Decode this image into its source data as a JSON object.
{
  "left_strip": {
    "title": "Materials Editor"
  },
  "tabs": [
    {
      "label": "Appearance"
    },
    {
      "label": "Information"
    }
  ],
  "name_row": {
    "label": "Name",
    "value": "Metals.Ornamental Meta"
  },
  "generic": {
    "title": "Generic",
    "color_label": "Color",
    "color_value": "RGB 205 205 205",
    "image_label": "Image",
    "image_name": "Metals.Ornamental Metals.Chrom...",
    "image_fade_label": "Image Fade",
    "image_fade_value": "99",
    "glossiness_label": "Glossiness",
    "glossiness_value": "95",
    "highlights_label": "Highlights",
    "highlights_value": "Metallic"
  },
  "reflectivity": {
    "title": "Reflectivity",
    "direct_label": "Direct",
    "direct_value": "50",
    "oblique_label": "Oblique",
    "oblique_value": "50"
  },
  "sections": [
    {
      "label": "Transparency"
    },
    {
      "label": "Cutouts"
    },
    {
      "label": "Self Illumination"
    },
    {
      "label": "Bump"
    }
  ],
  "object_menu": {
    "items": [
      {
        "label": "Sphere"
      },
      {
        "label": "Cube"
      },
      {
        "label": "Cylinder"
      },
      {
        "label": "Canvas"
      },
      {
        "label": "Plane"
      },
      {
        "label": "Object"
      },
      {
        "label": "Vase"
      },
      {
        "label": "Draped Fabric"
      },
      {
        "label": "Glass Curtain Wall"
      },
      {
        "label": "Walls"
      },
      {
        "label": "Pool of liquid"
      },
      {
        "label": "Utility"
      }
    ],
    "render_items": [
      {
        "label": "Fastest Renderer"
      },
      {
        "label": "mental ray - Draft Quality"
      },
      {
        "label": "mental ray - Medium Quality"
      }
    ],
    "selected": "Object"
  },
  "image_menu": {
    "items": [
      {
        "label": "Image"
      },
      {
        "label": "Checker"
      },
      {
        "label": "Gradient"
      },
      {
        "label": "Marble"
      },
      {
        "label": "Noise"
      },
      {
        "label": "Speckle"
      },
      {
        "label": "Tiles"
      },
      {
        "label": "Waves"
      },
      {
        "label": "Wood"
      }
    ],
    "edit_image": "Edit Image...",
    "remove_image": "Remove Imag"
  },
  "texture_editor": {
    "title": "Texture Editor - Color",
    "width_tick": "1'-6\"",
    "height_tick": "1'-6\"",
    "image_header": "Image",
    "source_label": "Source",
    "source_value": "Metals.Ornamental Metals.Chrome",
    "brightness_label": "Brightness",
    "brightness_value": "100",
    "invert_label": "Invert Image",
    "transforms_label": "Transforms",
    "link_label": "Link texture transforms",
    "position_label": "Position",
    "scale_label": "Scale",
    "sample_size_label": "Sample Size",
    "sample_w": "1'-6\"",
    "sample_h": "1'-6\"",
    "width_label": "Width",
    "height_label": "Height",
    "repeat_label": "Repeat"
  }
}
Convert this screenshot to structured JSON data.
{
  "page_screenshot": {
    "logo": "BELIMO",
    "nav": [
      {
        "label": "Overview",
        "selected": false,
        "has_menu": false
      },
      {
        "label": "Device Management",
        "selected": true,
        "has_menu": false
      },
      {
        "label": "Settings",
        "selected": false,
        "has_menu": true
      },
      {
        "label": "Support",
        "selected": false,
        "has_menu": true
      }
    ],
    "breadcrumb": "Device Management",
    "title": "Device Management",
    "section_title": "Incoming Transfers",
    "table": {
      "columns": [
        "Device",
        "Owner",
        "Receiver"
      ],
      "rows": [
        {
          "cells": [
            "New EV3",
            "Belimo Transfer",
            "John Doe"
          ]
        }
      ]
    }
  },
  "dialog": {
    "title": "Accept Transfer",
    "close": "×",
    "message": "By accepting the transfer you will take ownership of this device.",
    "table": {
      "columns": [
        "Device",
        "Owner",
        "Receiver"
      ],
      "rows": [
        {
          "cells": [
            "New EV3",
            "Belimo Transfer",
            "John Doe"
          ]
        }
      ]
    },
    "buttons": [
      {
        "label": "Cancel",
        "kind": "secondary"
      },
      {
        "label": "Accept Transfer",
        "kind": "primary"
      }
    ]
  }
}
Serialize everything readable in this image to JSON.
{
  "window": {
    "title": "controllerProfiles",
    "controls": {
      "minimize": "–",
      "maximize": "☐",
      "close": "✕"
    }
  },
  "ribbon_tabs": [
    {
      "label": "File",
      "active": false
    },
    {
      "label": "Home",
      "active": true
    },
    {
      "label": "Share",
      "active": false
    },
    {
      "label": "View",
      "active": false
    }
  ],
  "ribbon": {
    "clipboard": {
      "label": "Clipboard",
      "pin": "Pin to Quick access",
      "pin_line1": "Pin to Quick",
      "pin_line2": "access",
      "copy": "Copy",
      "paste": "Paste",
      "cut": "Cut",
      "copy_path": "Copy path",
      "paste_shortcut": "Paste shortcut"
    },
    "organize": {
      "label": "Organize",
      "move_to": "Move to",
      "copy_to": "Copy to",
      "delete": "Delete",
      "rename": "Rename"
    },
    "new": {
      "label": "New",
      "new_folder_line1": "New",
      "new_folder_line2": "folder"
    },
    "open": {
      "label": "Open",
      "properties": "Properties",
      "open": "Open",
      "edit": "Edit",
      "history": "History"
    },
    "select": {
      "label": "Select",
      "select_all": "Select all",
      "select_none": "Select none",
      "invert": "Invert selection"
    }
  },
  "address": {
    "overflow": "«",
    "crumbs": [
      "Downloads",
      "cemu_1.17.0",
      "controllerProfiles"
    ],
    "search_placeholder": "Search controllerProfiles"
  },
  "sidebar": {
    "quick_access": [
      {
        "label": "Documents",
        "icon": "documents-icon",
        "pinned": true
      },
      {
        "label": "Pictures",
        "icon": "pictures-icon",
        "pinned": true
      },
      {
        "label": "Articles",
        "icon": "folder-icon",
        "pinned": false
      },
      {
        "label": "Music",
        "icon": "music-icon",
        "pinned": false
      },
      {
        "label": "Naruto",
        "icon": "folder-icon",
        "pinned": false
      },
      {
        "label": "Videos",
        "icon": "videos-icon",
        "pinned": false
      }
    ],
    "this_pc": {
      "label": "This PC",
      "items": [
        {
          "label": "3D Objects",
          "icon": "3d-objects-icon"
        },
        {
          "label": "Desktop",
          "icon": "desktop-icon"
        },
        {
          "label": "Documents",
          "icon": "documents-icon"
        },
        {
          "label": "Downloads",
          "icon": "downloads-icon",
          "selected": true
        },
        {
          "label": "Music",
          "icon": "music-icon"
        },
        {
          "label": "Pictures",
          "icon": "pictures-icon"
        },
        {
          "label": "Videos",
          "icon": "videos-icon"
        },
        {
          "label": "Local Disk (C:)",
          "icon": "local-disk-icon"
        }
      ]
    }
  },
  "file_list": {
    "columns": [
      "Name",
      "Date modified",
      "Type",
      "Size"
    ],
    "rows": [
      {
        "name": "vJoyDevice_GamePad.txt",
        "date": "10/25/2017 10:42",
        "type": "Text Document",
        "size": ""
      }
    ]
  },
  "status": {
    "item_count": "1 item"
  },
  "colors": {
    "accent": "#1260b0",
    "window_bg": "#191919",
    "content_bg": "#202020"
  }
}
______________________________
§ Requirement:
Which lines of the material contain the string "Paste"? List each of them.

§ Answer section:
      "paste": "Paste",
      "paste_shortcut": "Paste shortcut"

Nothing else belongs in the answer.